::: Input data
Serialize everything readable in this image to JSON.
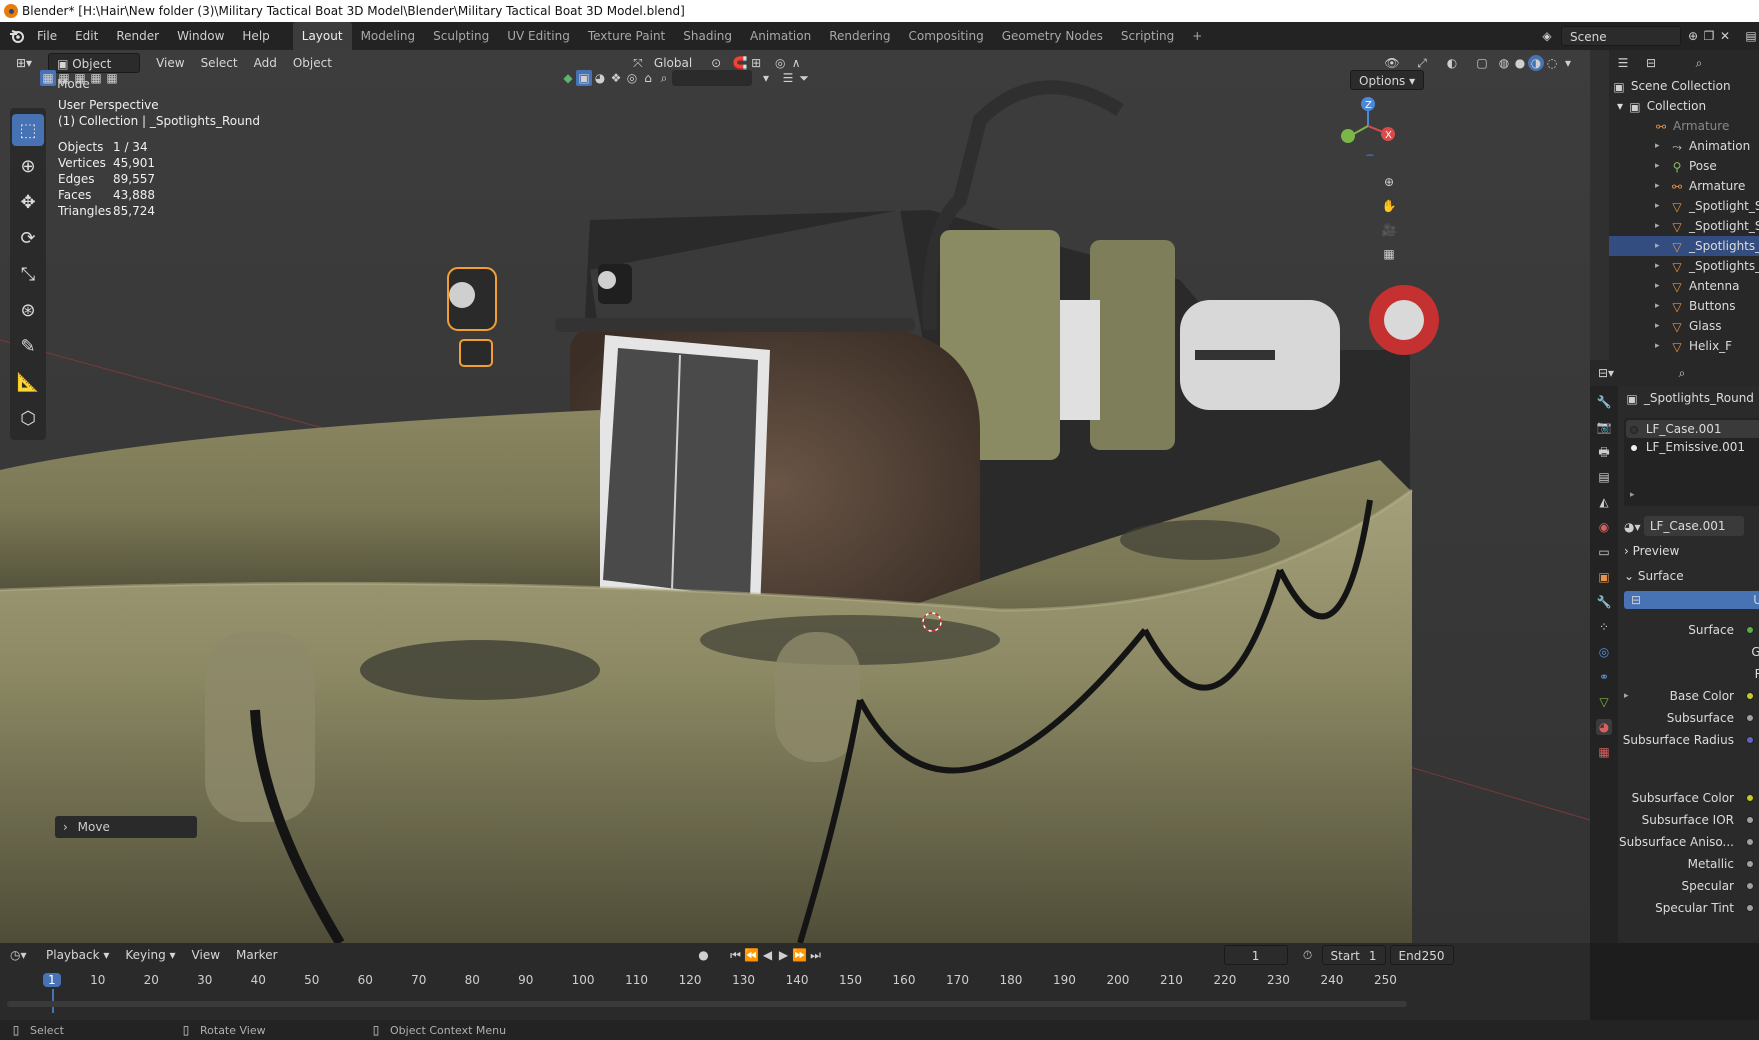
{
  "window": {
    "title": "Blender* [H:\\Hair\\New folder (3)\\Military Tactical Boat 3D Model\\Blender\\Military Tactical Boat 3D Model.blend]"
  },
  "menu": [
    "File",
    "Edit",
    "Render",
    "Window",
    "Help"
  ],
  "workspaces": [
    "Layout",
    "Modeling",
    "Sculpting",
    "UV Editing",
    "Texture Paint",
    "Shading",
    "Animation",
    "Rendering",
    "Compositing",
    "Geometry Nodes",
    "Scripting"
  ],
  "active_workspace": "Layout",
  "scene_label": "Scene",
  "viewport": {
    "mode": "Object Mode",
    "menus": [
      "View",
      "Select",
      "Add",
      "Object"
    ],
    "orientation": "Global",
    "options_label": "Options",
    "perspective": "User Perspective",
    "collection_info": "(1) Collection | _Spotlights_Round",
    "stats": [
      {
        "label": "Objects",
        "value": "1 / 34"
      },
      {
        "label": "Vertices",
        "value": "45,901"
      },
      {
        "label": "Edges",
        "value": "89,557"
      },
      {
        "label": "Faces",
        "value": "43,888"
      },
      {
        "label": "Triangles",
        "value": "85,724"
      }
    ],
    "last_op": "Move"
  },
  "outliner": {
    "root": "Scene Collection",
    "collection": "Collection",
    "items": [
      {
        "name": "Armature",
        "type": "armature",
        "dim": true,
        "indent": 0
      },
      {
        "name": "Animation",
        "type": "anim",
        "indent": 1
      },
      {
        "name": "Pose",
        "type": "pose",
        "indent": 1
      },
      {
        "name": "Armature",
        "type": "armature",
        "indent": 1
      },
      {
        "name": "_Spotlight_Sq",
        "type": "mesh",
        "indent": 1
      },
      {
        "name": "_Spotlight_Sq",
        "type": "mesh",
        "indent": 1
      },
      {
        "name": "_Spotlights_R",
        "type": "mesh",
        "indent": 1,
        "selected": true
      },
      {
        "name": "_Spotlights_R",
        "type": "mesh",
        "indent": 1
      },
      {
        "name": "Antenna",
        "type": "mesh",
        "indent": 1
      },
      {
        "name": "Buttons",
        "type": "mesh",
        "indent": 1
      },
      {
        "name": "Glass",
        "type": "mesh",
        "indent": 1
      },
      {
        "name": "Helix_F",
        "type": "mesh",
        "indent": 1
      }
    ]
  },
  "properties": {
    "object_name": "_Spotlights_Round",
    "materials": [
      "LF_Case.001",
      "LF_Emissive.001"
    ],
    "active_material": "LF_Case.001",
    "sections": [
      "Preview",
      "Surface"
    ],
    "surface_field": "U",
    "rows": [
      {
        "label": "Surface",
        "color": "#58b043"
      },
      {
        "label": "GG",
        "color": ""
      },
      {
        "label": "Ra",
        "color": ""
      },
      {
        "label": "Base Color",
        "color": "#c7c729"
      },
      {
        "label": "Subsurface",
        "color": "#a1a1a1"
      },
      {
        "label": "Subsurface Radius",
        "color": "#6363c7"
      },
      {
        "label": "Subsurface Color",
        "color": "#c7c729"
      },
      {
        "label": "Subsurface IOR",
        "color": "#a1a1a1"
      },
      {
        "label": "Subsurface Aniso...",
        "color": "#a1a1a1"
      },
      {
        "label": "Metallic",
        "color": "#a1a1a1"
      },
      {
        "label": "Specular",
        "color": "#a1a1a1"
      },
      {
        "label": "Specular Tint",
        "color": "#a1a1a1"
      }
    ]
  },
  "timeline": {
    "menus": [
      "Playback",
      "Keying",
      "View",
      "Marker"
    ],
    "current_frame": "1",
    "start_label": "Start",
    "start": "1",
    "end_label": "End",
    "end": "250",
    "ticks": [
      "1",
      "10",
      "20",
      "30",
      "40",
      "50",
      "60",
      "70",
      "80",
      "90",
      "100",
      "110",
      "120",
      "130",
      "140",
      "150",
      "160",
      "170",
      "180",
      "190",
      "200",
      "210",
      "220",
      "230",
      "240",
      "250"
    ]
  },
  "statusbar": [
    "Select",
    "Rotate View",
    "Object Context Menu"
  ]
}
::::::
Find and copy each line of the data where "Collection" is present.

    "collection_info": "(1) Collection | _Spotlights_Round",
    "root": "Scene Collection",
    "collection": "Collection",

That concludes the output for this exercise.